▼
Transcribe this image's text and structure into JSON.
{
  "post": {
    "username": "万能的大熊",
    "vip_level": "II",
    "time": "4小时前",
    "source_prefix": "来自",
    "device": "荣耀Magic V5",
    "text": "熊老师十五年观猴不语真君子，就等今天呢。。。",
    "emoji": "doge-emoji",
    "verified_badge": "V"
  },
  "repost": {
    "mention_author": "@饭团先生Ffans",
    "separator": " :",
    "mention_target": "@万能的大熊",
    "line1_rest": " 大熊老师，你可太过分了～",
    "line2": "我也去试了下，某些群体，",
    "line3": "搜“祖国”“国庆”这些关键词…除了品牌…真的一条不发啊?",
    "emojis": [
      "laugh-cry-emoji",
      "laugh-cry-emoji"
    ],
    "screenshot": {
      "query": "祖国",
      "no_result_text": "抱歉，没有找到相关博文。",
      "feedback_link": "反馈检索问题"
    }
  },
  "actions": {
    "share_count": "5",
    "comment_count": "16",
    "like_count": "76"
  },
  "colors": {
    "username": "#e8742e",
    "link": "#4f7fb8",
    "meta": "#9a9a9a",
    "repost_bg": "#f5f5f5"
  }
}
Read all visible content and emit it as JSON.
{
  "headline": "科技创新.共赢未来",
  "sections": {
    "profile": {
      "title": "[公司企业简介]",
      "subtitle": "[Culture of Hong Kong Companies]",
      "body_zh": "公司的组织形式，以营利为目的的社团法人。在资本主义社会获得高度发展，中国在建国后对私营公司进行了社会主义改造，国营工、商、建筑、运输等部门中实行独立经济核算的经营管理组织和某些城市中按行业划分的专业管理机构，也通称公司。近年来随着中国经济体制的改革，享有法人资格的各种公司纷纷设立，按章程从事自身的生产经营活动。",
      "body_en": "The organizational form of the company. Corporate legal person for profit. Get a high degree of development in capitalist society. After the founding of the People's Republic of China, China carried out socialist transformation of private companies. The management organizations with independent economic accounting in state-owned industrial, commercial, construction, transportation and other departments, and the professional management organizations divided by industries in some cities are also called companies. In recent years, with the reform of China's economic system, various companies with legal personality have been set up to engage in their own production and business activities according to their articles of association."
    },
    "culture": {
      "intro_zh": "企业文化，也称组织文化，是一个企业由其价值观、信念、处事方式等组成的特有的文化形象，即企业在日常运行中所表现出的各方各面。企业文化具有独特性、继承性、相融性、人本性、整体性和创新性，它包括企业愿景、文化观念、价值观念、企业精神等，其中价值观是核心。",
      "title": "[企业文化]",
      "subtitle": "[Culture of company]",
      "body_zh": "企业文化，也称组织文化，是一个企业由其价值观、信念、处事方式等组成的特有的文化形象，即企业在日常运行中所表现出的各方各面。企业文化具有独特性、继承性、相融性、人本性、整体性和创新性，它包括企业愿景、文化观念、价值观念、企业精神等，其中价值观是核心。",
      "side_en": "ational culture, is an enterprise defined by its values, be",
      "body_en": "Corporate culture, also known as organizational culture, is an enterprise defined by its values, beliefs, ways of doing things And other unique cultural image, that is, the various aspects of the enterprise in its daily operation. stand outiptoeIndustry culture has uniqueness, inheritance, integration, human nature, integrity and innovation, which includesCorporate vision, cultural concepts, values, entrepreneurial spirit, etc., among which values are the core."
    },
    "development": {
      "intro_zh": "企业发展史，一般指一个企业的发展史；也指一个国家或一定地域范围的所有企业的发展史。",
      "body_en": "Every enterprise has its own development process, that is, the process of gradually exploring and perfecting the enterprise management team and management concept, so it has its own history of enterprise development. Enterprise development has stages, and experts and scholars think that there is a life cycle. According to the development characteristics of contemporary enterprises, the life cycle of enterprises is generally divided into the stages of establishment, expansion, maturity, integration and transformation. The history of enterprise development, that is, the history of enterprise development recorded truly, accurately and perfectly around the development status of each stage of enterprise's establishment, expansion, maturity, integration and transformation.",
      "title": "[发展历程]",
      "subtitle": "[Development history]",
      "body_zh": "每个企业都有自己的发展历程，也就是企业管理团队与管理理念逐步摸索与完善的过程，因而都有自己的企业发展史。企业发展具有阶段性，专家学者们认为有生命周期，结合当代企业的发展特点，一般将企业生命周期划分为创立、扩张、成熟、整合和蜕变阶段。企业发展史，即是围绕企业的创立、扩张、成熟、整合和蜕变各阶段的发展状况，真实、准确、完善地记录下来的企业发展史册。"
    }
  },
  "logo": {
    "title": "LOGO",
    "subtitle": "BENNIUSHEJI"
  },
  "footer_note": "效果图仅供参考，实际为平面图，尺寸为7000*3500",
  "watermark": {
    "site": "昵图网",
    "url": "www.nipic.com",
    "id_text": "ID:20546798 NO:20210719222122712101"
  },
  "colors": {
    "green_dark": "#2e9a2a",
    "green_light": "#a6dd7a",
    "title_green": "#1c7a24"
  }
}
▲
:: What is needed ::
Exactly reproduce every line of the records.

:: Output below ::
Transcribe this image's text and structure into JSON.
{
  "post": {
    "username": "万能的大熊",
    "vip_level": "II",
    "time": "4小时前",
    "source_prefix": "来自",
    "device": "荣耀Magic V5",
    "text": "熊老师十五年观猴不语真君子，就等今天呢。。。",
    "emoji": "doge-emoji",
    "verified_badge": "V"
  },
  "repost": {
    "mention_author": "@饭团先生Ffans",
    "separator": " :",
    "mention_target": "@万能的大熊",
    "line1_rest": " 大熊老师，你可太过分了～",
    "line2": "我也去试了下，某些群体，",
    "line3": "搜“祖国”“国庆”这些关键词…除了品牌…真的一条不发啊?",
    "emojis": [
      "laugh-cry-emoji",
      "laugh-cry-emoji"
    ],
    "screenshot": {
      "query": "祖国",
      "no_result_text": "抱歉，没有找到相关博文。",
      "feedback_link": "反馈检索问题"
    }
  },
  "actions": {
    "share_count": "5",
    "comment_count": "16",
    "like_count": "76"
  },
  "colors": {
    "username": "#e8742e",
    "link": "#4f7fb8",
    "meta": "#9a9a9a",
    "repost_bg": "#f5f5f5"
  }
}
Read all visible content and emit it as JSON.
{
  "headline": "科技创新.共赢未来",
  "sections": {
    "profile": {
      "title": "[公司企业简介]",
      "subtitle": "[Culture of Hong Kong Companies]",
      "body_zh": "公司的组织形式，以营利为目的的社团法人。在资本主义社会获得高度发展，中国在建国后对私营公司进行了社会主义改造，国营工、商、建筑、运输等部门中实行独立经济核算的经营管理组织和某些城市中按行业划分的专业管理机构，也通称公司。近年来随着中国经济体制的改革，享有法人资格的各种公司纷纷设立，按章程从事自身的生产经营活动。",
      "body_en": "The organizational form of the company. Corporate legal person for profit. Get a high degree of development in capitalist society. After the founding of the People's Republic of China, China carried out socialist transformation of private companies. The management organizations with independent economic accounting in state-owned industrial, commercial, construction, transportation and other departments, and the professional management organizations divided by industries in some cities are also called companies. In recent years, with the reform of China's economic system, various companies with legal personality have been set up to engage in their own production and business activities according to their articles of association."
    },
    "culture": {
      "intro_zh": "企业文化，也称组织文化，是一个企业由其价值观、信念、处事方式等组成的特有的文化形象，即企业在日常运行中所表现出的各方各面。企业文化具有独特性、继承性、相融性、人本性、整体性和创新性，它包括企业愿景、文化观念、价值观念、企业精神等，其中价值观是核心。",
      "title": "[企业文化]",
      "subtitle": "[Culture of company]",
      "body_zh": "企业文化，也称组织文化，是一个企业由其价值观、信念、处事方式等组成的特有的文化形象，即企业在日常运行中所表现出的各方各面。企业文化具有独特性、继承性、相融性、人本性、整体性和创新性，它包括企业愿景、文化观念、价值观念、企业精神等，其中价值观是核心。",
      "side_en": "ational culture, is an enterprise defined by its values, be",
      "body_en": "Corporate culture, also known as organizational culture, is an enterprise defined by its values, beliefs, ways of doing things And other unique cultural image, that is, the various aspects of the enterprise in its daily operation. stand outiptoeIndustry culture has uniqueness, inheritance, integration, human nature, integrity and innovation, which includesCorporate vision, cultural concepts, values, entrepreneurial spirit, etc., among which values are the core."
    },
    "development": {
      "intro_zh": "企业发展史，一般指一个企业的发展史；也指一个国家或一定地域范围的所有企业的发展史。",
      "body_en": "Every enterprise has its own development process, that is, the process of gradually exploring and perfecting the enterprise management team and management concept, so it has its own history of enterprise development. Enterprise development has stages, and experts and scholars think that there is a life cycle. According to the development characteristics of contemporary enterprises, the life cycle of enterprises is generally divided into the stages of establishment, expansion, maturity, integration and transformation. The history of enterprise development, that is, the history of enterprise development recorded truly, accurately and perfectly around the development status of each stage of enterprise's establishment, expansion, maturity, integration and transformation.",
      "title": "[发展历程]",
      "subtitle": "[Development history]",
      "body_zh": "每个企业都有自己的发展历程，也就是企业管理团队与管理理念逐步摸索与完善的过程，因而都有自己的企业发展史。企业发展具有阶段性，专家学者们认为有生命周期，结合当代企业的发展特点，一般将企业生命周期划分为创立、扩张、成熟、整合和蜕变阶段。企业发展史，即是围绕企业的创立、扩张、成熟、整合和蜕变各阶段的发展状况，真实、准确、完善地记录下来的企业发展史册。"
    }
  },
  "logo": {
    "title": "LOGO",
    "subtitle": "BENNIUSHEJI"
  },
  "footer_note": "效果图仅供参考，实际为平面图，尺寸为7000*3500",
  "watermark": {
    "site": "昵图网",
    "url": "www.nipic.com",
    "id_text": "ID:20546798 NO:20210719222122712101"
  },
  "colors": {
    "green_dark": "#2e9a2a",
    "green_light": "#a6dd7a",
    "title_green": "#1c7a24"
  }
}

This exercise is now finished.